The hot press of bodies said business was good.

Which Lucian fully expected—after all, he funded the enterprise, hoping shifters and humans would learn to get along. Or just fuck each other. Whatever it took to settle peace on his city once again. The mortal world had enough troubles without stirring up things that might spill over into the immortal realm. These happily grinding patrons had no clue about the unseen forces at play all around them—and it was Lucian’s job to keep it that way.

The owner of the bar suddenly appeared at his elbow. The man was small compared to Lucian’s large frame, and his trim black silks shimmered with blue light. “I’m so delighted you could make it to the Grand Opening, Mr. Smoke!”

“Please, call me Lucian.” He took the man’s offered hand, careful not to crush it. Humans were so delicate. “I’d say my investment is safe. Business is certainly… thriving.”

“Yes! I couldn’t be more pleased,” the bar owner effused in a way that set Lucian’s teeth on edge, but he just nodded in return.

Lucian wasn’t a dragon to waste treasure, but he would’ve funded the new bar regardless of its potential return. Seattle needed to get back on its feet. He and his brothers had watched the hatred convulse from afar, hoping the humans and his cousins-in-shifting, the wolves, could settle their differences without intervention. Or an excess of bloodshed. Interference created its own problems—keeping the mortal and immortal worlds separate was best accomplished when the humans were blissfully unaware. Or at least skeptically unbelieving. If they couldn’t handle knowing that a few wolves and witches existed in their midst—

“…which I thought was impractical, but it turned out fantastic!” The bar owner was still speaking, droning on about something. “This is just the beginning, Mr. Smoke, I promise. Together, we could expand…”

Together? Lucian arched an eyebrow but said nothing.

“…and then open more clubs downtown, then the suburbs and the…”

The man kept going—he was the kind of human who could make an immortal wish for an early grave—but Lucian just ignored him, sweeping his gaze over the dance floor. He appreciated a shiny investment as much as the next dragon, but he was only here to make an appearance. The rampant sexual energy of the place stirred his blood in a way that was painful—his own needs had gone unsatisfied for far too long. Spending time in a room like this, filled with warm pulsing bodies and a heady pheromone cocktail… it was mostly humans and wolves, but Lucian caught a whiff of dragon even before his brother, Leonidas, stepped out of a dark alcove and into a white-hot spot of light on the dance floor.

“Please excuse me,” Lucian said to the bar owner. Then he turned his back on his brother and strode away from him, toward the entrance.

“Right. Of course! Great to see you! Please stop by…” The drone of his voice was swallowed by the music.

Lucian’s path to the door lay through a myriad of bodies clutching drink-filled glasses in sweaty hands. Even with half of them shifters, he towered over them. His glare had the intended effect—an unconscious shuffling out of the way of the predator in their midst—but it wasn’t fast enough. His brother caught him at the end of the bar.

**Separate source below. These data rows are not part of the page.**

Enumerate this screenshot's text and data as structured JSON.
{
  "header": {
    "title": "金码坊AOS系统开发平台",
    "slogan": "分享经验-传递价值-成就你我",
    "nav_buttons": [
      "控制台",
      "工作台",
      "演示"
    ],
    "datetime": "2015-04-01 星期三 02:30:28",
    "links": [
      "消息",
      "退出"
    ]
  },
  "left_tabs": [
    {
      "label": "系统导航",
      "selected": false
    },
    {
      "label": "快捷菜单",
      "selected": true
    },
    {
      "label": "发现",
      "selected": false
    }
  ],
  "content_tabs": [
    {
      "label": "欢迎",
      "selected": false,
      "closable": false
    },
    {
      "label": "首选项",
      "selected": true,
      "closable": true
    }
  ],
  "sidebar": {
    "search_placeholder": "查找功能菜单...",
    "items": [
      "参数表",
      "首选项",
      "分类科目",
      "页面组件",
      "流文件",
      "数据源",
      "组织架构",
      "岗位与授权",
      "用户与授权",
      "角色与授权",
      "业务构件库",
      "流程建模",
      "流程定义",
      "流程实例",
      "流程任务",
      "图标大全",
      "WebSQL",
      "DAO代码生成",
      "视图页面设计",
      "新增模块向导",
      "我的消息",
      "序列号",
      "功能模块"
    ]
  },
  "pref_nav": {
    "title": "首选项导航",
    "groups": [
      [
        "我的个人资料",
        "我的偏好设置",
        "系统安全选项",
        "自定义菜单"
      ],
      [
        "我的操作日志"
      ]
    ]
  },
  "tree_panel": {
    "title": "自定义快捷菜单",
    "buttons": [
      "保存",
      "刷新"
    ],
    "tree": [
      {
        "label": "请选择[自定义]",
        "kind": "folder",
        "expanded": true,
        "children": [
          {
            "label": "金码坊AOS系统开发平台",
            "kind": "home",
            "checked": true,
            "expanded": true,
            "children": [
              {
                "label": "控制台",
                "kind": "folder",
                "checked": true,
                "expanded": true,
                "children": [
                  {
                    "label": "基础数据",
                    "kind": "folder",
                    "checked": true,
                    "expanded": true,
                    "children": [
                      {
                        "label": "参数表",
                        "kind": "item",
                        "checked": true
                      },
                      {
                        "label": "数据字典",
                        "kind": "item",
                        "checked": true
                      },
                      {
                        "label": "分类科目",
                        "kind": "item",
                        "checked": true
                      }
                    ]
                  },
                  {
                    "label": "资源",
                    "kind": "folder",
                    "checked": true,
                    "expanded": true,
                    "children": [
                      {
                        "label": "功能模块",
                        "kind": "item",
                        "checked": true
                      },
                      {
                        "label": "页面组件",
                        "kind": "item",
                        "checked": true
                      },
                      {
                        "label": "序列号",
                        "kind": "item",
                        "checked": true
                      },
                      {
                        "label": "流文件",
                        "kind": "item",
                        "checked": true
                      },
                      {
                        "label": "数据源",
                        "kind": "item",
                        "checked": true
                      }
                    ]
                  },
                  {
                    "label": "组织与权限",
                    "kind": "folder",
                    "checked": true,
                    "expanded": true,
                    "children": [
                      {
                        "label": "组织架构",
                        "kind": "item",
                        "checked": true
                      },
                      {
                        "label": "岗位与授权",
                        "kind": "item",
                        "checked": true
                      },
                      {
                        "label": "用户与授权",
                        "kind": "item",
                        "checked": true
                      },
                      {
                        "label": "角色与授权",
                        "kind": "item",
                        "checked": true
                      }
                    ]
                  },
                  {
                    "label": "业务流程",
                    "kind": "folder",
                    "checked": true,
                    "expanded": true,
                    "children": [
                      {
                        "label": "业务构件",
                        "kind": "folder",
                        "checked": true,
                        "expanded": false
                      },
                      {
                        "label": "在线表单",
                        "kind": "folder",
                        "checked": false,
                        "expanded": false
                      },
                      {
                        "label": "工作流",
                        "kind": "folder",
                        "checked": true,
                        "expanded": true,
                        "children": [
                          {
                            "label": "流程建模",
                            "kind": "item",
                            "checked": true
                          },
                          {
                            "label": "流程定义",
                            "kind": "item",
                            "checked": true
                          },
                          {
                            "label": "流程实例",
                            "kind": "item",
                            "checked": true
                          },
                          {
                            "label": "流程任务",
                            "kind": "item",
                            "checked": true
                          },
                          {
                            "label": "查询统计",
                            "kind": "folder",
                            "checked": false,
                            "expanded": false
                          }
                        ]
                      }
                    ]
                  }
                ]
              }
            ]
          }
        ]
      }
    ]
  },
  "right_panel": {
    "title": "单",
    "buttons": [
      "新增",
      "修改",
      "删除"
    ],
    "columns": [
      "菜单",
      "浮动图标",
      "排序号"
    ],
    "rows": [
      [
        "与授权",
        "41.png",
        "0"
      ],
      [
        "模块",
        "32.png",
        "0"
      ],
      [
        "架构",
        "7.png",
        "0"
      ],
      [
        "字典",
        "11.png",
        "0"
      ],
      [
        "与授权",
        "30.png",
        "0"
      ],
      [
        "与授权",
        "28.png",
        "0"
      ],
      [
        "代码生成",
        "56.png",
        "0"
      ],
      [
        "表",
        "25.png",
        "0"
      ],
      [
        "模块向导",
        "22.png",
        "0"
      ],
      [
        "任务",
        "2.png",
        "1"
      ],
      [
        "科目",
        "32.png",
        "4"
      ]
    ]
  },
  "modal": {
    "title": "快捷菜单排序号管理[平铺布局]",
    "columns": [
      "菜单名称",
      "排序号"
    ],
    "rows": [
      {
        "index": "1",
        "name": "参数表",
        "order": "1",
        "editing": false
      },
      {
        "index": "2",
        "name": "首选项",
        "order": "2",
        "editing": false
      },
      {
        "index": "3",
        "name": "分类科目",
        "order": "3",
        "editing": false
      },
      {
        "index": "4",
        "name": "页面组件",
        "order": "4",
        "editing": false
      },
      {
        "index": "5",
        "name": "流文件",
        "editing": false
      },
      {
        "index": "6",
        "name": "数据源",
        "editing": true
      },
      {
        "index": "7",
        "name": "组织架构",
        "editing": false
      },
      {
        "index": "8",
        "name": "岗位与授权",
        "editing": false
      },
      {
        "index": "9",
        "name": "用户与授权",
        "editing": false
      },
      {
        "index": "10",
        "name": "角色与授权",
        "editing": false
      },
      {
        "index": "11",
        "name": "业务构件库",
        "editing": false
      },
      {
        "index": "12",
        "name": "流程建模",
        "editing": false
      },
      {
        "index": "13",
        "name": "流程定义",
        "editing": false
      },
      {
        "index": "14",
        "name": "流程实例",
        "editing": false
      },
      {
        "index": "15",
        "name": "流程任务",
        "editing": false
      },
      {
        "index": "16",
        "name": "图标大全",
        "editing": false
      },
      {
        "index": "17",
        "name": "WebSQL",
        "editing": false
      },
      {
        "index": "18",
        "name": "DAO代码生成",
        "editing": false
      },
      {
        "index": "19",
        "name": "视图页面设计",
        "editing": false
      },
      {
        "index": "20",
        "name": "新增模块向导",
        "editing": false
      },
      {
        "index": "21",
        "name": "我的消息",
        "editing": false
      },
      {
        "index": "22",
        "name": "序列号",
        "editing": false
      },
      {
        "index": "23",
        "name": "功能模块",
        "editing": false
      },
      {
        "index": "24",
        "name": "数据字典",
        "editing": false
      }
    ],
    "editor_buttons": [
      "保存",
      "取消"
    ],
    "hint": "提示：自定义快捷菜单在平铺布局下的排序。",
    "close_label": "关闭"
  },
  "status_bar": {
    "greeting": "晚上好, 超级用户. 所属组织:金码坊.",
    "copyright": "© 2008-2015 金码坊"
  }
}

“You made it,” Leonidas said from behind him.

Lucian debated ignoring him but turned to face the bar instead. He signaled the bartender, a pretty, petite blonde woman who was thoroughly human but had the scent of at least two shifters on her already. “Double scotch, neat,” he ordered.

Leonidas leaned into the bar next to him, propping his elbow on the blue glass and grinning. “I hope you don’t mind, brother, but I started without you.”